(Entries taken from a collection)
========================

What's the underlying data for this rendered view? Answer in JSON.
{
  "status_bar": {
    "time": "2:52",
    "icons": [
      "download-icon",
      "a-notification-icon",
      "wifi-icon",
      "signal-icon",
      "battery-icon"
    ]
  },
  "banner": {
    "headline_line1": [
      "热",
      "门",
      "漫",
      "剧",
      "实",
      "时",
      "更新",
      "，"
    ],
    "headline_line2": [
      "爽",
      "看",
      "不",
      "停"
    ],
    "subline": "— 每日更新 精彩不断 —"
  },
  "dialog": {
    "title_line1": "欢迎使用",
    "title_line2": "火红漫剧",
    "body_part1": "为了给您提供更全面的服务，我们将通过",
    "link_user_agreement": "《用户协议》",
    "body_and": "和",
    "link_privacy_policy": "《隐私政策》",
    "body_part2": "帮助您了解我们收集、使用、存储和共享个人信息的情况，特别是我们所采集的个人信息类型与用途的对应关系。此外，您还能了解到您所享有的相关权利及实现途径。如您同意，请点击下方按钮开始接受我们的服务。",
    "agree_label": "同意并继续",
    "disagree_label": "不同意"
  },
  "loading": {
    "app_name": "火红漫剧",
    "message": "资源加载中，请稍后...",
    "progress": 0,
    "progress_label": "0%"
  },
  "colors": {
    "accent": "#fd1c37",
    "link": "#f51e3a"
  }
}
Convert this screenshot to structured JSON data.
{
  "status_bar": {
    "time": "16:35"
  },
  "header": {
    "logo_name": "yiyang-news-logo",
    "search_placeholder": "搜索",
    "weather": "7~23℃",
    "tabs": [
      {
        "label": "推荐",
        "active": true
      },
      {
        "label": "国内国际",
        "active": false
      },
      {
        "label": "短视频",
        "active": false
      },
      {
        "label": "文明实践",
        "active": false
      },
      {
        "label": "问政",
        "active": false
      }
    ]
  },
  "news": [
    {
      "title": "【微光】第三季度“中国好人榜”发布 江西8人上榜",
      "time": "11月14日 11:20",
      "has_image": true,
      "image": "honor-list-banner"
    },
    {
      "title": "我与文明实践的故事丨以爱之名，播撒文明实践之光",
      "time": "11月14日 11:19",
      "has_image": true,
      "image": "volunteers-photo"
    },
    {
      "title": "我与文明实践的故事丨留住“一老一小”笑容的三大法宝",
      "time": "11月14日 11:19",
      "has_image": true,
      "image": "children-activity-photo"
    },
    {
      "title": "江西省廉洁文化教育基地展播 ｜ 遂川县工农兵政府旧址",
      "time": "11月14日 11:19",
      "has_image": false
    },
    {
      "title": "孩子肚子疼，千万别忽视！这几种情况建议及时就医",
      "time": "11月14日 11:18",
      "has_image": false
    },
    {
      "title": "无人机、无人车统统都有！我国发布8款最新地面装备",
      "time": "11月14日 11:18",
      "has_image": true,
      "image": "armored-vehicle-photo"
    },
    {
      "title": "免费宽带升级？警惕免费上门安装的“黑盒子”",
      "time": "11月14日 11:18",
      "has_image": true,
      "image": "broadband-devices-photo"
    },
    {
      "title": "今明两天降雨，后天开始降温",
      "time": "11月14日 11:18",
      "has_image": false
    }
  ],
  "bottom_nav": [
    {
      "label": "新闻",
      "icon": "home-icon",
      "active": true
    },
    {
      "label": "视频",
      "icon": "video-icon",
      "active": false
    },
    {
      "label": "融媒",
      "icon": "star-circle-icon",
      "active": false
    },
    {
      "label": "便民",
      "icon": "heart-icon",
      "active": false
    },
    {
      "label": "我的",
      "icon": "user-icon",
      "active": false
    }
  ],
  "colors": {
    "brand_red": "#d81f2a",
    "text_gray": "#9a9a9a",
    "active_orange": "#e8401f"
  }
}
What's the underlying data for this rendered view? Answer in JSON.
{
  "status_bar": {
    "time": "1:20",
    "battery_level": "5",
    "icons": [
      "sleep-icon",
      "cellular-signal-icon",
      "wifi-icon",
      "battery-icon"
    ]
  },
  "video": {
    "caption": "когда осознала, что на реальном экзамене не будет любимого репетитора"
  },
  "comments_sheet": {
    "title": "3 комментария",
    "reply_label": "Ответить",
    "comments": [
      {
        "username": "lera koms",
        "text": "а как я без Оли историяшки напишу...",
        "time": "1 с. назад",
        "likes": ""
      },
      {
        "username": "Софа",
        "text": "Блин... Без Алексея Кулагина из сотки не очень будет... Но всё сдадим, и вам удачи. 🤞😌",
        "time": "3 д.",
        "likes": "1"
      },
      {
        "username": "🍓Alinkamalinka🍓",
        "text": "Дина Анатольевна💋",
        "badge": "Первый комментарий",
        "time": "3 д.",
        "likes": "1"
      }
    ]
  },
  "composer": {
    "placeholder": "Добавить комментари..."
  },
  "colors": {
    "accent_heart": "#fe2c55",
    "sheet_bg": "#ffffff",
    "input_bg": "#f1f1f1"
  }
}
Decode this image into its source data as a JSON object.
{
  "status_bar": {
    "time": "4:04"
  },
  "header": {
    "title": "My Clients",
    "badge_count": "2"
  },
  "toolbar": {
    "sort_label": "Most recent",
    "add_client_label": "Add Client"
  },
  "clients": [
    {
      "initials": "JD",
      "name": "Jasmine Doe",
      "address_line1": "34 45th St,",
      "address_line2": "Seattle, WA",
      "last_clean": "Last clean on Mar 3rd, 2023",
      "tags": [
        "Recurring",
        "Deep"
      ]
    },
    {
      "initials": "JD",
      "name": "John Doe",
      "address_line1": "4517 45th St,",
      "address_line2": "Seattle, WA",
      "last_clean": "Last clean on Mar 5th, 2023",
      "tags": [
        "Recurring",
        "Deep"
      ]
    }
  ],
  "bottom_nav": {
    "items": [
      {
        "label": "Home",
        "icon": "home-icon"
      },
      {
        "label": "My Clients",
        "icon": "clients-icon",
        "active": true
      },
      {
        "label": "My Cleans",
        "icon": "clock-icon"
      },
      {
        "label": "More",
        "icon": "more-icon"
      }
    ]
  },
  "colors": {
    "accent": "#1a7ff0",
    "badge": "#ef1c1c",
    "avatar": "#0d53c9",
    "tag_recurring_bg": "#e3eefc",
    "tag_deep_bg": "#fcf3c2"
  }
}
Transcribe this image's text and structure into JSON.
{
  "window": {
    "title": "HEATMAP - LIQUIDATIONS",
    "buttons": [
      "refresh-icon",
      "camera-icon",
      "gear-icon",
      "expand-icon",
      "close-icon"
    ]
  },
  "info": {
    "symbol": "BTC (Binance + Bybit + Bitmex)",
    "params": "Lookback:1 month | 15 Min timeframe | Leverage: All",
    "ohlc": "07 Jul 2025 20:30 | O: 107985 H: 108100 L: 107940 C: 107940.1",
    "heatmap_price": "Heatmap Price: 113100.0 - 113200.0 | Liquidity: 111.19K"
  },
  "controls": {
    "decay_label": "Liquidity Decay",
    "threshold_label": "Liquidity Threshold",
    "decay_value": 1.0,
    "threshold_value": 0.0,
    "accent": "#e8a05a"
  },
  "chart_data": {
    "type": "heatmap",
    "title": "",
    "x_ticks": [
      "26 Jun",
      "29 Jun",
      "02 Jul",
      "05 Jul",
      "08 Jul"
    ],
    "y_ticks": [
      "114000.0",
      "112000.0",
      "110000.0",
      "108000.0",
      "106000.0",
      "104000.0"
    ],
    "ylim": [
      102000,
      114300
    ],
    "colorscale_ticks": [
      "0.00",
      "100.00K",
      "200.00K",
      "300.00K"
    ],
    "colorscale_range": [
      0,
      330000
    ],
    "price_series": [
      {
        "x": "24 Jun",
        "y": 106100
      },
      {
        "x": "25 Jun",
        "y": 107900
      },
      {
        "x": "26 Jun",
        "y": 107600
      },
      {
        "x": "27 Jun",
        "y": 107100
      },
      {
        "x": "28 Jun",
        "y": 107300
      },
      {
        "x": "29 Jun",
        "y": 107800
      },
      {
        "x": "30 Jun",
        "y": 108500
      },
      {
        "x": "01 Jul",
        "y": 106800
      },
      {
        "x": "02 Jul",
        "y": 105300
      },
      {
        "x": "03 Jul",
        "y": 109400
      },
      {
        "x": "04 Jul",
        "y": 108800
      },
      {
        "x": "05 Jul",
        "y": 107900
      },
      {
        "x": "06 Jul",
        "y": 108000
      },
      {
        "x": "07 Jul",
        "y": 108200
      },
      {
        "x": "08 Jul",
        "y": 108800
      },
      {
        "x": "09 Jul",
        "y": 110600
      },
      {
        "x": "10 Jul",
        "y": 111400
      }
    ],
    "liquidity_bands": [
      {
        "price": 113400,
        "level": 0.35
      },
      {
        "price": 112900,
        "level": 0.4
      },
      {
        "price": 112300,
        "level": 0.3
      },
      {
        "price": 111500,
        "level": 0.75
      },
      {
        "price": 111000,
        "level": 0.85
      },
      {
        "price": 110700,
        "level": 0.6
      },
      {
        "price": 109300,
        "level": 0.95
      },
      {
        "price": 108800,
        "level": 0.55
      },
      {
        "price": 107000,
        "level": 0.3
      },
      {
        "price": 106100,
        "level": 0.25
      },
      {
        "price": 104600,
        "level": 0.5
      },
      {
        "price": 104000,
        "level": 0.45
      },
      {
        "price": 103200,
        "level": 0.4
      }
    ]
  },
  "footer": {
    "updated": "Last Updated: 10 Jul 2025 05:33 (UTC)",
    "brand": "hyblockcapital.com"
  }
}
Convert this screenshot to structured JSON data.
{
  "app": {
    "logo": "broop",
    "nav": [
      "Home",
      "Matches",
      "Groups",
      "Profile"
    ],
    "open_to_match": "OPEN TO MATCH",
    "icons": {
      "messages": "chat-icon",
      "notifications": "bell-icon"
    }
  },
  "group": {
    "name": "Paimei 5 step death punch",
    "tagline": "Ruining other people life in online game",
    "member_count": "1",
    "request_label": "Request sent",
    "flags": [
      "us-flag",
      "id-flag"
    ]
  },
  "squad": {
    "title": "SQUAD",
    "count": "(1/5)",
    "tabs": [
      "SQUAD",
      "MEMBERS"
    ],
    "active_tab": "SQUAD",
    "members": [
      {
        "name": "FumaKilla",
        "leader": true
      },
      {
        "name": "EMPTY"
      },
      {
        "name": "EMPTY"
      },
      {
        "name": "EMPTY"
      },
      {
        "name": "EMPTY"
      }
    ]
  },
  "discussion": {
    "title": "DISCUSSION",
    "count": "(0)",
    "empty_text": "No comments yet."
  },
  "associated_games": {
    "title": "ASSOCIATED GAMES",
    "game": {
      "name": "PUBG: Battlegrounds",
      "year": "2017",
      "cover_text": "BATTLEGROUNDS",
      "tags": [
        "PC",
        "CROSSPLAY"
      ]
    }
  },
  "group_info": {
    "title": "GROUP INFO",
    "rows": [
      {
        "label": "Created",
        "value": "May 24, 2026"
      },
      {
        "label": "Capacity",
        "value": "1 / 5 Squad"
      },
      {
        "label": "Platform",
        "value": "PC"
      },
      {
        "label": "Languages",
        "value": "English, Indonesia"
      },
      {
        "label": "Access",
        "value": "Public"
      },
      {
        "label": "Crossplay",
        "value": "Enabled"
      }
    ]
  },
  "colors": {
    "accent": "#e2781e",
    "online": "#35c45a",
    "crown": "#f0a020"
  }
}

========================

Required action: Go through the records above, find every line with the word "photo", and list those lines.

Your response:
      "image": "volunteers-photo"
      "image": "children-activity-photo"
      "image": "armored-vehicle-photo"
      "image": "broadband-devices-photo"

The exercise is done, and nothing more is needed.